----- Supplied entries -----

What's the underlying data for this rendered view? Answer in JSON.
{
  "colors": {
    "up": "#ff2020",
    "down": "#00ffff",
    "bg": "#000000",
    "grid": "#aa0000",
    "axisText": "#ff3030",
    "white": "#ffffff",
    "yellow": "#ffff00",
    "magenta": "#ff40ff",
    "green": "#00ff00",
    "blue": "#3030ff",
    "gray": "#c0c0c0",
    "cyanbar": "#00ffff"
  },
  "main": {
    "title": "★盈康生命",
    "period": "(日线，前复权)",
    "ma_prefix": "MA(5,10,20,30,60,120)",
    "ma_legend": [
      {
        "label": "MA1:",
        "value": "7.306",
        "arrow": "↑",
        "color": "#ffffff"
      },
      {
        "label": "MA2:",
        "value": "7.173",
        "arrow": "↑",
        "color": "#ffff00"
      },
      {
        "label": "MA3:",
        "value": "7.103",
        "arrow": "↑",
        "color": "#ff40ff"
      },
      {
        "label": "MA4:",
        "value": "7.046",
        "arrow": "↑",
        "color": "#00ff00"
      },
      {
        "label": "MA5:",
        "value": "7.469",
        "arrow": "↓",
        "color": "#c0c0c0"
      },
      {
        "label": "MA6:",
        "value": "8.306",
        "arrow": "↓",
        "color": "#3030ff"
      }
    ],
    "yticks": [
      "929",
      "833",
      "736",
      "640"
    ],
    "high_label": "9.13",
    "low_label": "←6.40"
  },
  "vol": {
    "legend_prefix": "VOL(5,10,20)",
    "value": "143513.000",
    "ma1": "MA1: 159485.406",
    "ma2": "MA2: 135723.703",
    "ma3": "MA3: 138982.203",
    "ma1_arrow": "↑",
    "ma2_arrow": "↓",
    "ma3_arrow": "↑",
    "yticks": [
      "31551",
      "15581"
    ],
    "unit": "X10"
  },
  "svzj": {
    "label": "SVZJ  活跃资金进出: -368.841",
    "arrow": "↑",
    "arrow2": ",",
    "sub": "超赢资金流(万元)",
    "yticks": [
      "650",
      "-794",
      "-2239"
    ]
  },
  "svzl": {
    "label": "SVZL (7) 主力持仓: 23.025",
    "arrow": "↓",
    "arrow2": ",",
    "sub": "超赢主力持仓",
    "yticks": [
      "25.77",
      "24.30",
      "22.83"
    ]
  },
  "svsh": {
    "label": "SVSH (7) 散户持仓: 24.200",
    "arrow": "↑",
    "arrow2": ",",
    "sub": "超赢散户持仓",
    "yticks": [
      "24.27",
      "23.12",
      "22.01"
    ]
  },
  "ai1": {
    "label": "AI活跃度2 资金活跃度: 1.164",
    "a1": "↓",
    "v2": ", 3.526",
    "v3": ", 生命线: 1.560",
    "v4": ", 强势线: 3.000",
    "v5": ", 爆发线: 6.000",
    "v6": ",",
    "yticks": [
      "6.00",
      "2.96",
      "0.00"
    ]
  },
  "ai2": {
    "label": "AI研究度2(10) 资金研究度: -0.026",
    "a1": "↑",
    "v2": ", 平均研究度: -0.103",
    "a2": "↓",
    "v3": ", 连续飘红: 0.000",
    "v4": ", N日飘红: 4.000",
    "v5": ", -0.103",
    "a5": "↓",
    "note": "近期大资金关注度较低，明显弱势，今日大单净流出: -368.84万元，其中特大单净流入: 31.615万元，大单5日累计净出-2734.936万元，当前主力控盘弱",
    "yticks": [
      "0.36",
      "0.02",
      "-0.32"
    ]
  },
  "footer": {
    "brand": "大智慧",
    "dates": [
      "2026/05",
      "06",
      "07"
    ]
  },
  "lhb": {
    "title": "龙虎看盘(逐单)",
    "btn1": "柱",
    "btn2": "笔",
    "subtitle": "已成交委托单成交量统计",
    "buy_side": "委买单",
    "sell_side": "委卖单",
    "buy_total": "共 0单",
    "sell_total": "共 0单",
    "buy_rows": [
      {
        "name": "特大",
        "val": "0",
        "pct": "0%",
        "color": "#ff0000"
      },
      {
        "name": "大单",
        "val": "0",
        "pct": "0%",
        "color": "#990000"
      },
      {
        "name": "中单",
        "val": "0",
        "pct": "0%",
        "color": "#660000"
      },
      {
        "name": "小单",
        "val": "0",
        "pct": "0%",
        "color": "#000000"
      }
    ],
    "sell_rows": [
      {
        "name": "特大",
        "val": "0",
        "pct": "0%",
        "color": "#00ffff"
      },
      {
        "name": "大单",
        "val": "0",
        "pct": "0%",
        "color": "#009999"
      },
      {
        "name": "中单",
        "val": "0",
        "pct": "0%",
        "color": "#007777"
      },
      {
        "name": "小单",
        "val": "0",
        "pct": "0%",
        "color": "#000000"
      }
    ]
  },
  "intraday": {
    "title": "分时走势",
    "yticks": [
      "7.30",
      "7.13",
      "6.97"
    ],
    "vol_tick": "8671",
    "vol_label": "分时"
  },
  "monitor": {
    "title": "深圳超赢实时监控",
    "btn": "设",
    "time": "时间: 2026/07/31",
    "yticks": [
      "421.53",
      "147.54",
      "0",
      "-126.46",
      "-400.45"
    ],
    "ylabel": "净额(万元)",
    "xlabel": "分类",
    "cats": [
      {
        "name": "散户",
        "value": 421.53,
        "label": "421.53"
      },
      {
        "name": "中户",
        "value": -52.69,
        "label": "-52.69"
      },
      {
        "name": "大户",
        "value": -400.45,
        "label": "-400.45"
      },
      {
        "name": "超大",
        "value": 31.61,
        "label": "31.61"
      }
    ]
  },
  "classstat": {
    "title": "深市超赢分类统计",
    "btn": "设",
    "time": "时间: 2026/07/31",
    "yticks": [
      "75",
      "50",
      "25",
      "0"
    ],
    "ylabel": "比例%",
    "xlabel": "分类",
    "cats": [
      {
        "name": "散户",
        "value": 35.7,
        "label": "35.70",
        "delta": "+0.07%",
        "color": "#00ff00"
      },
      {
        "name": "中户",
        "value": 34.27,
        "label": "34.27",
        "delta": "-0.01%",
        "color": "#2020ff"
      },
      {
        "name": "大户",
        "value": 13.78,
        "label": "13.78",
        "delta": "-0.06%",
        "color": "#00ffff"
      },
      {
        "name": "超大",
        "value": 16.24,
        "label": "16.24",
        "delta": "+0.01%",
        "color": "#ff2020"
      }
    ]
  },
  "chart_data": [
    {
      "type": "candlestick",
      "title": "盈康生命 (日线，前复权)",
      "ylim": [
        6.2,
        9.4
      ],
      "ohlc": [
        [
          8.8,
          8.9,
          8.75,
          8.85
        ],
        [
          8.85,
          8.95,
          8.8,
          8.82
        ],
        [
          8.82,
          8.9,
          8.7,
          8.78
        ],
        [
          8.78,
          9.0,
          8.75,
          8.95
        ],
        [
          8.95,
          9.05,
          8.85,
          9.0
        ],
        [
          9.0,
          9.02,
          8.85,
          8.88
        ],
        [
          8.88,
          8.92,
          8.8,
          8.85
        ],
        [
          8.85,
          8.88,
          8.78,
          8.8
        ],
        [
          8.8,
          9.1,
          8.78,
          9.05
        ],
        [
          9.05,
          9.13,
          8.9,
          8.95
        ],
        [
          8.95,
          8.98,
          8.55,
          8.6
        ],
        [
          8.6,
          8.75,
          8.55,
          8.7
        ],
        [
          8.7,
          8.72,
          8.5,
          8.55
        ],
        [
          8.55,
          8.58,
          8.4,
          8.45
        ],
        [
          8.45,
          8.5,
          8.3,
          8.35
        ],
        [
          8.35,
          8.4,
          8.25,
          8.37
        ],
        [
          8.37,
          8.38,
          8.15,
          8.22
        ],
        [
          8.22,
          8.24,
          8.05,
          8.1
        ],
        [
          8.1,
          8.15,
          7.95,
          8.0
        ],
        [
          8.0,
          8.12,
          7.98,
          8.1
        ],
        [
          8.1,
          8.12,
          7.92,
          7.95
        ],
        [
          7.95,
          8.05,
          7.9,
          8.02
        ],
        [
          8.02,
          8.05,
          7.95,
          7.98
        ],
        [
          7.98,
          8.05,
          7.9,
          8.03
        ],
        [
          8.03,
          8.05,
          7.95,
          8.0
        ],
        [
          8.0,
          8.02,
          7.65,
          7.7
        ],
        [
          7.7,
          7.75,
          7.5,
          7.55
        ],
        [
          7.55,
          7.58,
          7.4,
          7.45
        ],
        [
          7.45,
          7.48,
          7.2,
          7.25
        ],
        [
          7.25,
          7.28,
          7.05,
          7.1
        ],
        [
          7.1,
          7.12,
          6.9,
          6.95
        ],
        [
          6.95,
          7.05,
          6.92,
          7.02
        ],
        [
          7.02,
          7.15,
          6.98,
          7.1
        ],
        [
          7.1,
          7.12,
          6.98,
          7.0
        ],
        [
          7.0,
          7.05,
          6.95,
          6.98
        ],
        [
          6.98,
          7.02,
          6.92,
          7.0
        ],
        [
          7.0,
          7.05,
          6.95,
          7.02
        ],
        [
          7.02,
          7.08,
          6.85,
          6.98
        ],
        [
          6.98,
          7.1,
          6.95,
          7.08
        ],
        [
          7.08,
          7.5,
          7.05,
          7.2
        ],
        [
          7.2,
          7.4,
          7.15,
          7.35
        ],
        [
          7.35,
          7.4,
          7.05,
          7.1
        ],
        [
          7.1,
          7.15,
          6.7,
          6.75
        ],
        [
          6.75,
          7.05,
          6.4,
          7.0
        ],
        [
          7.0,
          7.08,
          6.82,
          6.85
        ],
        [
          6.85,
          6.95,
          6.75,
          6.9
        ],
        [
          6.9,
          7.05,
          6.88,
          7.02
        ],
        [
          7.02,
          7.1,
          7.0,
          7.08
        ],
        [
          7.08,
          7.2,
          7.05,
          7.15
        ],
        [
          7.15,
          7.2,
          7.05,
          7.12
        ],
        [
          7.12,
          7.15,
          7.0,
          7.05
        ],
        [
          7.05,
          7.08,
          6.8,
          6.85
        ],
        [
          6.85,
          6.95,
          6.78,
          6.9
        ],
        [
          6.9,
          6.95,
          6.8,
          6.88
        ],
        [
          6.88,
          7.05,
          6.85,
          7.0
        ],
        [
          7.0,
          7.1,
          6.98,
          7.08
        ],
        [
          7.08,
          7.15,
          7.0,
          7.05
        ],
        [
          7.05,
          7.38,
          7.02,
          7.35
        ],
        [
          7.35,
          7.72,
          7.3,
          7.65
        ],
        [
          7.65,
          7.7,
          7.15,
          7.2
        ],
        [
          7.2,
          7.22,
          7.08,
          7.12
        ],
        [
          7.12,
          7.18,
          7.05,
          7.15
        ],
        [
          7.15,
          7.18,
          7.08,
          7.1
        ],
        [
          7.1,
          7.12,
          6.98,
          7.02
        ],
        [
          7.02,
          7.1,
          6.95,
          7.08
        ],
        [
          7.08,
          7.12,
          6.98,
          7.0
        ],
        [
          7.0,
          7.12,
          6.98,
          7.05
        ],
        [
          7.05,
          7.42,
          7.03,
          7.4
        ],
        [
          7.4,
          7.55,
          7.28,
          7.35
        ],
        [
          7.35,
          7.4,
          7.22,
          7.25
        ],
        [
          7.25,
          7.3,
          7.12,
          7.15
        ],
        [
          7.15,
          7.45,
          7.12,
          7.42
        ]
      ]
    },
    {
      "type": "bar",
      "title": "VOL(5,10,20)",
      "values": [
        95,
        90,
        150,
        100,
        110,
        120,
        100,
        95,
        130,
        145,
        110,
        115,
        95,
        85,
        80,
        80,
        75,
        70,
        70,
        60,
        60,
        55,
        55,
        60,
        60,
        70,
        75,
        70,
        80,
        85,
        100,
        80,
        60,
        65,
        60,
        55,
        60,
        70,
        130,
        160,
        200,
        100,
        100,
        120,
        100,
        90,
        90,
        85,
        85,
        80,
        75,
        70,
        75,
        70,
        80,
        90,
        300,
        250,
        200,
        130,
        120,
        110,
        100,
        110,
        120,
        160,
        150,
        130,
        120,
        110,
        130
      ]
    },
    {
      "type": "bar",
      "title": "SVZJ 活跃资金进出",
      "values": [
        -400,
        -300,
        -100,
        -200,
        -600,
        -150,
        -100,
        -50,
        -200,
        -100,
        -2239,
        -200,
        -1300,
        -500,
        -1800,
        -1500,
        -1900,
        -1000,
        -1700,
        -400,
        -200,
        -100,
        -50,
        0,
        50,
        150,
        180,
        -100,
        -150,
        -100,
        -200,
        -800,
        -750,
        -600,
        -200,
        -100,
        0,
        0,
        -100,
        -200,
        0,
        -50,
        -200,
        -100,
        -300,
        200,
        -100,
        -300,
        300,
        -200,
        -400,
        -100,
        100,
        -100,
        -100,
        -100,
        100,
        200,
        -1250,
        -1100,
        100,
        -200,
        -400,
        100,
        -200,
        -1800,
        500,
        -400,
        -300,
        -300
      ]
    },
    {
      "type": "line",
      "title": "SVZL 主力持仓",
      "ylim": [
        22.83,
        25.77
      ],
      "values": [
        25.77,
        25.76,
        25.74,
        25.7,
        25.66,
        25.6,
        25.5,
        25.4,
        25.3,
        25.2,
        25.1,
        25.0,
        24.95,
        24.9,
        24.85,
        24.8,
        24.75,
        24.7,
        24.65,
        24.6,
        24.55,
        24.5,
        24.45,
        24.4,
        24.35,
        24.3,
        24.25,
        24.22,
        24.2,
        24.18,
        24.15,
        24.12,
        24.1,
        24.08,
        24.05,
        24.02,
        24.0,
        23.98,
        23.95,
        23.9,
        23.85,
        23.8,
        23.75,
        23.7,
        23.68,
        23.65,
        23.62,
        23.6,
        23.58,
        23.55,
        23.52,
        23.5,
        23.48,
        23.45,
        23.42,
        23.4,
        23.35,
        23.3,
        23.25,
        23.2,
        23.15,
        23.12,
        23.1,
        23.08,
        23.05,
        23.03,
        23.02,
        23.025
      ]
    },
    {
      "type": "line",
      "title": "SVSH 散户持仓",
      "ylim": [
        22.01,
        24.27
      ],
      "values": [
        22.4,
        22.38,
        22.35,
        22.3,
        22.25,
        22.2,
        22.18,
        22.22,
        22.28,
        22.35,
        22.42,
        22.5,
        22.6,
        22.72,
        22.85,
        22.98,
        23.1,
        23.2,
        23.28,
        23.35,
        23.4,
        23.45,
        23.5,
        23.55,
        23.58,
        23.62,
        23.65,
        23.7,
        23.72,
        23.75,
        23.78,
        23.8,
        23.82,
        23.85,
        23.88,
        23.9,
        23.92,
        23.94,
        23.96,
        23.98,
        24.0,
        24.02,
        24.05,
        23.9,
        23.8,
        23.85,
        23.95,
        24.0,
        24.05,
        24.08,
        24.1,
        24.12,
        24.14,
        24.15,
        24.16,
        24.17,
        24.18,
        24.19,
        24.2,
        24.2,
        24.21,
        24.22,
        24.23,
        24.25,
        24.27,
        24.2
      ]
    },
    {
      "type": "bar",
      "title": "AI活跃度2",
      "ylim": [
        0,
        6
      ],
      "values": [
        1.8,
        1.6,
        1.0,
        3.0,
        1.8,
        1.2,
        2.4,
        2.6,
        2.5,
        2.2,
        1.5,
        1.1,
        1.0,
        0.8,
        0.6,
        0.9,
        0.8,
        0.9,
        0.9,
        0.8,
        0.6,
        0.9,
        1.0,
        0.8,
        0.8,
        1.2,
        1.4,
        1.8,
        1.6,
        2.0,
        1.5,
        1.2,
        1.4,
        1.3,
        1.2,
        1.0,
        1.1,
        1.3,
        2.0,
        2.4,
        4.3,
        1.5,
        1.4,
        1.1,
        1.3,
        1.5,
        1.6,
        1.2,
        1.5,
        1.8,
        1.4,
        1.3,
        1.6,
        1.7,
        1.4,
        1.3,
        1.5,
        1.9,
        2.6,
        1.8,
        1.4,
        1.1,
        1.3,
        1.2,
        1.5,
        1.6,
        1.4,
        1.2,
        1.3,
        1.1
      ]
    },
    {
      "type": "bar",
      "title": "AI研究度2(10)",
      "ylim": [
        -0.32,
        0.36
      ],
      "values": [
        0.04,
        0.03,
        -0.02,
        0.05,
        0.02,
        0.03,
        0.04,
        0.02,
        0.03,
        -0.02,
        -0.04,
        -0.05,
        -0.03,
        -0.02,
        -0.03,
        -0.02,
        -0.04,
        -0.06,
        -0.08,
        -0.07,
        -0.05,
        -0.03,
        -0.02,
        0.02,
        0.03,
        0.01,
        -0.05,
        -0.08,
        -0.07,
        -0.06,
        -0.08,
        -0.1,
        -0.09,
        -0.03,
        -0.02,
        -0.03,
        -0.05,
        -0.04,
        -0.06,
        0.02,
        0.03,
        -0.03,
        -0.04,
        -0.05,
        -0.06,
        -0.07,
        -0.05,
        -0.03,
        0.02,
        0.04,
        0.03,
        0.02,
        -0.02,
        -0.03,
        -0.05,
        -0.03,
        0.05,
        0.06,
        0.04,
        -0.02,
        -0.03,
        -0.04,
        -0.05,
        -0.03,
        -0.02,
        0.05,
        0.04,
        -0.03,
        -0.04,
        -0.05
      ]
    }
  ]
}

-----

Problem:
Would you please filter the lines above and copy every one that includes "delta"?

Exercise answer:
        "delta": "+0.07%",
        "delta": "-0.01%",
        "delta": "-0.06%",
        "delta": "+0.01%",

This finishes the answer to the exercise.